> REQUIRED ACTION
Using the material that follows, say how many lines contain the string "Company". Answer with a number only.

────────────────────

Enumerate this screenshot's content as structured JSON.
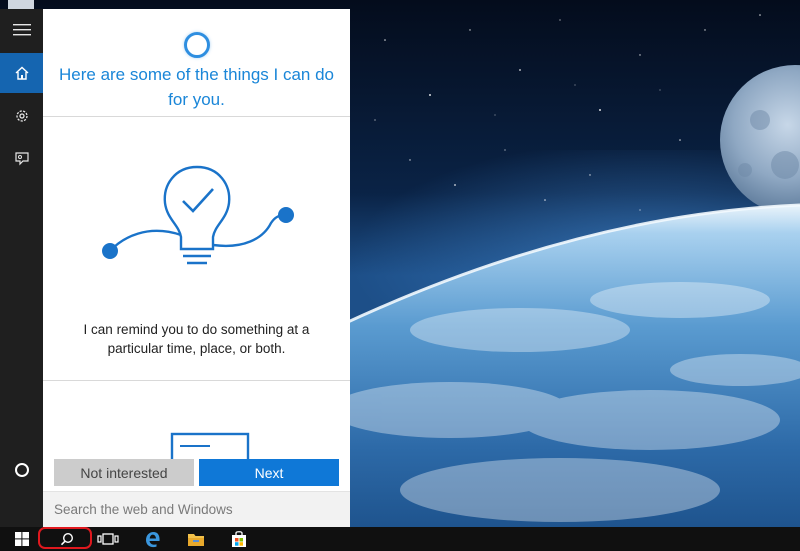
{
  "cortana": {
    "title": "Here are some of the things I can do for you.",
    "reminder_text": "I can remind you to do something at a particular time, place, or both.",
    "not_interested_label": "Not interested",
    "next_label": "Next"
  },
  "search": {
    "placeholder": "Search the web and Windows"
  },
  "rail": {
    "items": [
      {
        "icon": "hamburger-menu-icon"
      },
      {
        "icon": "home-icon",
        "active": true
      },
      {
        "icon": "gear-icon"
      },
      {
        "icon": "feedback-icon"
      },
      {
        "icon": "cortana-ring-icon"
      }
    ]
  },
  "taskbar": {
    "items": [
      {
        "icon": "windows-start-icon"
      },
      {
        "icon": "search-icon",
        "highlighted": true
      },
      {
        "icon": "task-view-icon"
      },
      {
        "icon": "edge-browser-icon"
      },
      {
        "icon": "file-explorer-icon"
      },
      {
        "icon": "store-icon"
      }
    ]
  },
  "colors": {
    "accent": "#0f78d7",
    "title_blue": "#1a86d8",
    "highlight_red": "#e0181e"
  }
}
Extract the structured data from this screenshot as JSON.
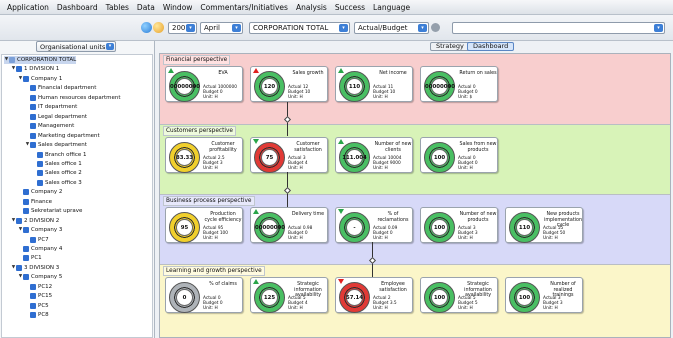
{
  "menu": [
    "Application",
    "Dashboard",
    "Tables",
    "Data",
    "Window",
    "Commentars/Initiatives",
    "Analysis",
    "Success",
    "Language"
  ],
  "toolbar": {
    "year": "2007",
    "month": "April",
    "unit": "CORPORATION TOTAL",
    "view": "Actual/Budget",
    "last": ""
  },
  "left": {
    "org_button": "Organisational units",
    "tree": [
      {
        "label": "CORPORATION TOTAL",
        "level": 0,
        "expanded": true,
        "root": true
      },
      {
        "label": "1 DIVISION 1",
        "level": 1,
        "expanded": true
      },
      {
        "label": "Company 1",
        "level": 2,
        "expanded": true
      },
      {
        "label": "Financial department",
        "level": 3
      },
      {
        "label": "Human resources department",
        "level": 3
      },
      {
        "label": "IT department",
        "level": 3
      },
      {
        "label": "Legal department",
        "level": 3
      },
      {
        "label": "Management",
        "level": 3
      },
      {
        "label": "Marketing department",
        "level": 3
      },
      {
        "label": "Sales department",
        "level": 3,
        "expanded": true
      },
      {
        "label": "Branch office 1",
        "level": 4
      },
      {
        "label": "Sales office 1",
        "level": 4
      },
      {
        "label": "Sales office 2",
        "level": 4
      },
      {
        "label": "Sales office 3",
        "level": 4
      },
      {
        "label": "Company 2",
        "level": 2
      },
      {
        "label": "Finance",
        "level": 2
      },
      {
        "label": "Sekretariat uprave",
        "level": 2
      },
      {
        "label": "2 DIVISION 2",
        "level": 1,
        "expanded": true
      },
      {
        "label": "Company 3",
        "level": 2,
        "expanded": true
      },
      {
        "label": "PC7",
        "level": 3
      },
      {
        "label": "Company 4",
        "level": 2
      },
      {
        "label": "PC1",
        "level": 2
      },
      {
        "label": "3 DIVISION 3",
        "level": 1,
        "expanded": true
      },
      {
        "label": "Company 5",
        "level": 2,
        "expanded": true
      },
      {
        "label": "PC12",
        "level": 3
      },
      {
        "label": "PC15",
        "level": 3
      },
      {
        "label": "PC5",
        "level": 3
      },
      {
        "label": "PC8",
        "level": 3
      }
    ]
  },
  "tabs": [
    "Strategy",
    "Dashboard"
  ],
  "colors": {
    "finance_band": "#f8cece",
    "customers_band": "#d8f3b8",
    "process_band": "#d7d9f8",
    "learning_band": "#fbf6c9",
    "gauge_green": "#49bf63",
    "gauge_red": "#e13a36",
    "gauge_yellow": "#f0cf2c",
    "gauge_grey": "#aeb3b8"
  },
  "perspectives": [
    {
      "label": "Financial perspective",
      "kpis": [
        {
          "title": "EVA",
          "value": "00000000",
          "stats": [
            "Actual 1000000",
            "Budget 0",
            "Unit: H"
          ],
          "gauge": "green",
          "trend": "up"
        },
        {
          "title": "Sales growth",
          "value": "120",
          "stats": [
            "Actual 12",
            "Budget 10",
            "Unit: H"
          ],
          "gauge": "green",
          "trend": "up-red"
        },
        {
          "title": "Net income",
          "value": "110",
          "stats": [
            "Actual 11",
            "Budget 10",
            "Unit: H"
          ],
          "gauge": "green",
          "trend": "up"
        },
        {
          "title": "Return on sales",
          "value": "00000000",
          "stats": [
            "Actual 0",
            "Budget 0",
            "Unit: $"
          ],
          "gauge": "green",
          "trend": ""
        }
      ]
    },
    {
      "label": "Customers perspective",
      "kpis": [
        {
          "title": "Customer profitability",
          "value": "83.33",
          "stats": [
            "Actual 2.5",
            "Budget 3",
            "Unit: H"
          ],
          "gauge": "yellow",
          "trend": ""
        },
        {
          "title": "Customer satisfaction",
          "value": "75",
          "stats": [
            "Actual 3",
            "Budget 4",
            "Unit: H"
          ],
          "gauge": "red",
          "trend": "down"
        },
        {
          "title": "Number of new clients",
          "value": "111.004",
          "stats": [
            "Actual 10004",
            "Budget 9000",
            "Unit: H"
          ],
          "gauge": "green",
          "trend": "up"
        },
        {
          "title": "Sales from new products",
          "value": "100",
          "stats": [
            "Actual 0",
            "Budget 0",
            "Unit: H"
          ],
          "gauge": "green",
          "trend": ""
        }
      ]
    },
    {
      "label": "Business process perspective",
      "kpis": [
        {
          "title": "Production cycle efficiency",
          "value": "95",
          "stats": [
            "Actual 95",
            "Budget 100",
            "Unit: H"
          ],
          "gauge": "yellow",
          "trend": ""
        },
        {
          "title": "Delivery time",
          "value": "00000000",
          "stats": [
            "Actual 0.98",
            "Budget 0",
            "Unit: H"
          ],
          "gauge": "green",
          "trend": "up"
        },
        {
          "title": "% of reclamations",
          "value": "-",
          "stats": [
            "Actual 0.09",
            "Budget 0",
            "Unit: H"
          ],
          "gauge": "green",
          "trend": "down"
        },
        {
          "title": "Number of new products",
          "value": "100",
          "stats": [
            "Actual 3",
            "Budget 3",
            "Unit: H"
          ],
          "gauge": "green",
          "trend": ""
        },
        {
          "title": "New products implementation cycle",
          "value": "110",
          "stats": [
            "Actual 55",
            "Budget 50",
            "Unit: H"
          ],
          "gauge": "green",
          "trend": ""
        }
      ]
    },
    {
      "label": "Learning and growth perspective",
      "kpis": [
        {
          "title": "% of claims",
          "value": "0",
          "stats": [
            "Actual 0",
            "Budget 0",
            "Unit: H"
          ],
          "gauge": "grey",
          "trend": ""
        },
        {
          "title": "Strategic information availability",
          "value": "125",
          "stats": [
            "Actual 5",
            "Budget 4",
            "Unit: H"
          ],
          "gauge": "green",
          "trend": "up"
        },
        {
          "title": "Employee satisfaction",
          "value": "57.14",
          "stats": [
            "Actual 2",
            "Budget 3.5",
            "Unit: H"
          ],
          "gauge": "red",
          "trend": "down-red"
        },
        {
          "title": "Strategic information availability",
          "value": "100",
          "stats": [
            "Actual 5",
            "Budget 5",
            "Unit: H"
          ],
          "gauge": "green",
          "trend": ""
        },
        {
          "title": "Number of realized trainings",
          "value": "100",
          "stats": [
            "Actual 3",
            "Budget 3",
            "Unit: H"
          ],
          "gauge": "green",
          "trend": ""
        }
      ]
    }
  ]
}
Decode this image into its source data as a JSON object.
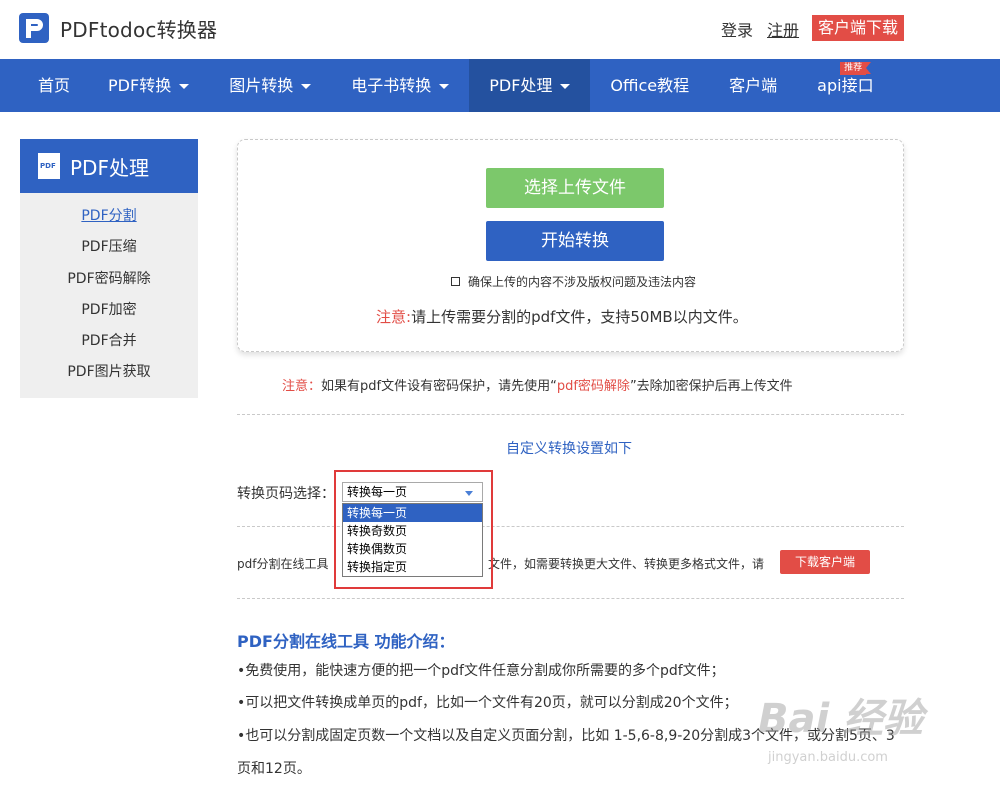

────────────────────

> EXERCISE ANSWER
5